Traditionally, philosophy has often been held to be independent from science: the idea was that science only tells us how the world actually is, using empirical methods; whereas philosophy tells us how things could possibly be or must necessarily be, based on non-empirical methods like conceptual analysis and logical frameworks. Many philosophers these days, however, are ‘naturalists’, which means that they deny there is a clear distinction between the methods and aims of philosophy and science. I take a naturalist approach to the philosophy of mind, but it’s not always clear what that should mean: there are lots of different ways to think that science ‘informs’ or ‘influences’ philosophy, without a clear argument for more or less extreme views of this.
What are you currently working on?
My current project is an exploration of the metaphysics of cognitive science, that is, what psychology and neuroscience can tell us about the nature of perception, thought, skilled behavior, etc. From the fact that cognitive science operates with a largely computational model of thought processes, should we conclude that thinking just is computation? Or could there be thinking created with non-computational minds? Should we understand computational claims as merely models by which we can predict and simulate cognitive phenomena, or must we actually believe that minds are physically implementing these computations?
What would it mean for minds to be physically implementing these computations?
One way to think about it would be to think about the brain as the hardware and the mind as the software that it’s running. One of the reasons that philosophers are quite drawn to this idea is that it seems to allow that minds could be implemented in things other than brains. This is not because philosophers think brains are nothing to do with minds: we acknowledge the scientific fact that human minds are intimately connected with our brains, but we’re interested in whether it’s possible for a creature without a brain like ours to have mental states. If minds are like computer programs, this allows us to think of minds as physically implemented, but without having to assume that mental states are identical with particular kinds of physical things like neurons. Think about how you can get effectively the same app for an Android as for an iPhone. You need to have the hardware to run the software, but it doesn’t need to be the same hardware.
What brought you to this particular project?
I was motivated by the discovery that a lot of naturalist philosophers of mind simply have nothing to say about these questions: they appeal to the science and draw philosophical conclusions without showing their working—they give no indication of what justifies this move. I noticed this particularly when I was working in the philosophy of perception, where there is a tendency to switch between talking about metaphysical and psychological theories of perception as if they're making the same sorts of claims.
What is your most surprising or exciting finding so far?
In my recent paper ‘Direct perception and the predictive mind,’ I focus on proponents of a particular neural architecture claiming it has widespread philosophical implications, and I show that their scientific commitments don’t entail their metaphysical and epistemological claims.

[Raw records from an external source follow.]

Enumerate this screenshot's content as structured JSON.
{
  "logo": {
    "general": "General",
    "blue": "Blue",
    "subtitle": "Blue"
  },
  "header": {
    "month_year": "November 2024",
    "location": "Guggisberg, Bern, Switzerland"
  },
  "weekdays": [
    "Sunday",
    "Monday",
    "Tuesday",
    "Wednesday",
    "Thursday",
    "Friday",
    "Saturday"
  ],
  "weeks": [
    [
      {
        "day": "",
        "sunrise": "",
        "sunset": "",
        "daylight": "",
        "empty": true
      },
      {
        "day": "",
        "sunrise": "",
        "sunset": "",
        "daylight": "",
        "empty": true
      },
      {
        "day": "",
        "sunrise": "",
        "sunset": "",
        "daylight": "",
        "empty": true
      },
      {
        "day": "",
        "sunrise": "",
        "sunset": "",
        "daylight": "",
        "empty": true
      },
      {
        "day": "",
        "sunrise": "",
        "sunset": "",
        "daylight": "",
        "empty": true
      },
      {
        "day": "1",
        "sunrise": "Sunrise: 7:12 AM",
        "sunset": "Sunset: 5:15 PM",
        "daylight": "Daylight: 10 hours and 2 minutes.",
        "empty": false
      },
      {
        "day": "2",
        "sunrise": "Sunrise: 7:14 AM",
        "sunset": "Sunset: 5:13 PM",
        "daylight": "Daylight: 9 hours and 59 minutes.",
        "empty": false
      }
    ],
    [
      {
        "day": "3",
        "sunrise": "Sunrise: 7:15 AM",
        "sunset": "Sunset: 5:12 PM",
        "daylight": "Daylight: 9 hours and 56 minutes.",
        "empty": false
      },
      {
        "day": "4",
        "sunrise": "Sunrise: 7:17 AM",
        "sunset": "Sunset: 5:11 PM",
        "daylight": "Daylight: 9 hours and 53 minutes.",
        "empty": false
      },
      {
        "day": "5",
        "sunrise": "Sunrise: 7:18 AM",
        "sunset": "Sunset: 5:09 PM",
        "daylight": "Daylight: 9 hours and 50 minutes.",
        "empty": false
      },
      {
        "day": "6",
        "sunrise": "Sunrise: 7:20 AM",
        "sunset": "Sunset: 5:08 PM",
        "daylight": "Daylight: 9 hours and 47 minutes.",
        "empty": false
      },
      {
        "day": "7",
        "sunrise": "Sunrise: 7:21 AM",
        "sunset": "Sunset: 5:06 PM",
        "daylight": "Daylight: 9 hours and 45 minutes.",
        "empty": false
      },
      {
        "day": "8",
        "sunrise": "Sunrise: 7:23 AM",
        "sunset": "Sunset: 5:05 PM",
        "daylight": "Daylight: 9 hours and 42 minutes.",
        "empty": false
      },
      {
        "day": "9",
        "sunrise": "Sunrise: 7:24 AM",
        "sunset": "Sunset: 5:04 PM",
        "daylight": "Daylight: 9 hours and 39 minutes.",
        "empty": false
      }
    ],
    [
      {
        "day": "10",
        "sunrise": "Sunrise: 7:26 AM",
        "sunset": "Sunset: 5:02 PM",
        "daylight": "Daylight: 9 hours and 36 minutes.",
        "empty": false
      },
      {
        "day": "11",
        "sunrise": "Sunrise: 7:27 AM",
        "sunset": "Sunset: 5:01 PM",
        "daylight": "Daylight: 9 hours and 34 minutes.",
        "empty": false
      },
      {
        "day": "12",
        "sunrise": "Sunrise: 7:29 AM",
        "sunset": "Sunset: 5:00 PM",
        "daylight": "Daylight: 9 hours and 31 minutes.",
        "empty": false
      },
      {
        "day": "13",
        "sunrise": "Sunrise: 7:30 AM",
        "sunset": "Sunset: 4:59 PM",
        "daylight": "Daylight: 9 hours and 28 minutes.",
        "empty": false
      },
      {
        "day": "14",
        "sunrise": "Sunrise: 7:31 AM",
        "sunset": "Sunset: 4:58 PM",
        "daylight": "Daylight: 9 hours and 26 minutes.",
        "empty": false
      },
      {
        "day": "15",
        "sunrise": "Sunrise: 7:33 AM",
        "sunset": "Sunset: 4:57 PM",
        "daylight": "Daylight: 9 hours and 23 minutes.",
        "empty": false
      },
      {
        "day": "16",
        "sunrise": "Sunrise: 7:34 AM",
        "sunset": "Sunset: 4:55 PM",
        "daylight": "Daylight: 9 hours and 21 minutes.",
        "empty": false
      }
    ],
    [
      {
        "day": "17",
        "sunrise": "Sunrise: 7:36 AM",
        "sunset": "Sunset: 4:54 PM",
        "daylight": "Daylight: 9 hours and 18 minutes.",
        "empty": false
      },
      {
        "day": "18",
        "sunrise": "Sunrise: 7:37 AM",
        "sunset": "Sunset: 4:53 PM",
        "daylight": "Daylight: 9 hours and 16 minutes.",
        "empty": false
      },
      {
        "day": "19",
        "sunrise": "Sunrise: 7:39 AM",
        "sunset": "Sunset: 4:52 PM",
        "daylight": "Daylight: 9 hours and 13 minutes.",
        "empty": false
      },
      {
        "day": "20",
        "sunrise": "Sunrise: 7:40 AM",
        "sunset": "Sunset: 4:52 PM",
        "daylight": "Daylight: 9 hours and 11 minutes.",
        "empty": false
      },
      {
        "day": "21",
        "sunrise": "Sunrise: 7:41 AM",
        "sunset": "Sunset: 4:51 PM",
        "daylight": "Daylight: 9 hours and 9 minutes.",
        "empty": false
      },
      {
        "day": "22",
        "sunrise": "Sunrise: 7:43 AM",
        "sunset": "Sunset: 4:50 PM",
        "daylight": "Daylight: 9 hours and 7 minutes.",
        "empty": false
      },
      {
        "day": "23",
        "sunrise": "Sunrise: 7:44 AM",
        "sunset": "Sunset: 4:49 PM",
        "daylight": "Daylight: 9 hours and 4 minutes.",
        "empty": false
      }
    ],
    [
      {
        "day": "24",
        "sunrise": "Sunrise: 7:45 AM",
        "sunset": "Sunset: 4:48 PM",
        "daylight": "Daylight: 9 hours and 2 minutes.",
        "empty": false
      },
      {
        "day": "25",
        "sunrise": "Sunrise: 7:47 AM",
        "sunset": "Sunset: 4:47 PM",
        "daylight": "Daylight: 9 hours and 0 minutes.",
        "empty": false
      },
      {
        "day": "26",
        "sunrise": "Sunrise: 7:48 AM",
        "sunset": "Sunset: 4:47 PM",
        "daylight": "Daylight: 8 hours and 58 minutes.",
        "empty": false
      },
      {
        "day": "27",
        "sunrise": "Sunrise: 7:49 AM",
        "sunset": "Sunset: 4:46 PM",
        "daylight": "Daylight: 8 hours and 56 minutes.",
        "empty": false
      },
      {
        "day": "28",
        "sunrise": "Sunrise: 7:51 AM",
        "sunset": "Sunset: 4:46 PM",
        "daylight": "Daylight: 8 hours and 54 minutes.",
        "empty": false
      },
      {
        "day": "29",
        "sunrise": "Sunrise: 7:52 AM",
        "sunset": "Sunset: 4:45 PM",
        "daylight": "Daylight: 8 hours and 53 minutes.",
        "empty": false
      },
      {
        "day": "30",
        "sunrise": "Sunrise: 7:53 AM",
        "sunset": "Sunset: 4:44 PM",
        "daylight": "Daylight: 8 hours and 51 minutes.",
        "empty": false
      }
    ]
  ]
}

One of the things that’s so surprising about naturalist philosophy of mind is how often philosophers fail to show their working: they fail to justify what licenses particular conclusions from the premises. But this is the basic skill of a philosopher—to be able to set out argument clearly in premise-conclusion format and show that the conclusions follow from the premises, constituting a valid argument. This is what we teach students, and what we ask students to do in writing class papers. It’s amazing that this failing is so widespread in this area of philosophy.
What opportunities are presented by interdisciplinary research collaborations?
As an interdisciplinary researcher, I spend a lot of time reading about work in cognitive science. I teach on the Cognitive Science program at UC Davis, as well as in the Department of Philosophy, so that allows me access to work being done in the mind sciences. I'm also affiliate faculty at the UC Davis Center for Mind and Brain, where there is a network of people I regularly interact with concerning issues of consciousness and cognition.
Which other researchers at UC Davis are doing work that particularly interests you?
I'm involved in a couple of research projects run by other departments at Davis. Sanjay Joshi (Engineering) is interested in brain-computer interfaces, and the idea of being able to control prostheses remotely. I'm involved in this through my previous work on extended cognition. Nina Amenta (Computer Science) has a great project going that aims to get more women and minority students into computer-related disciplines, such as the cognitive science major here. I’m looking for ways to make the major and the syllabuses more appealing to non-traditional computing students.
Learn more about Zoe Drayson
This article originally appeared on the website of the UC Davis Institute for Social Sciences.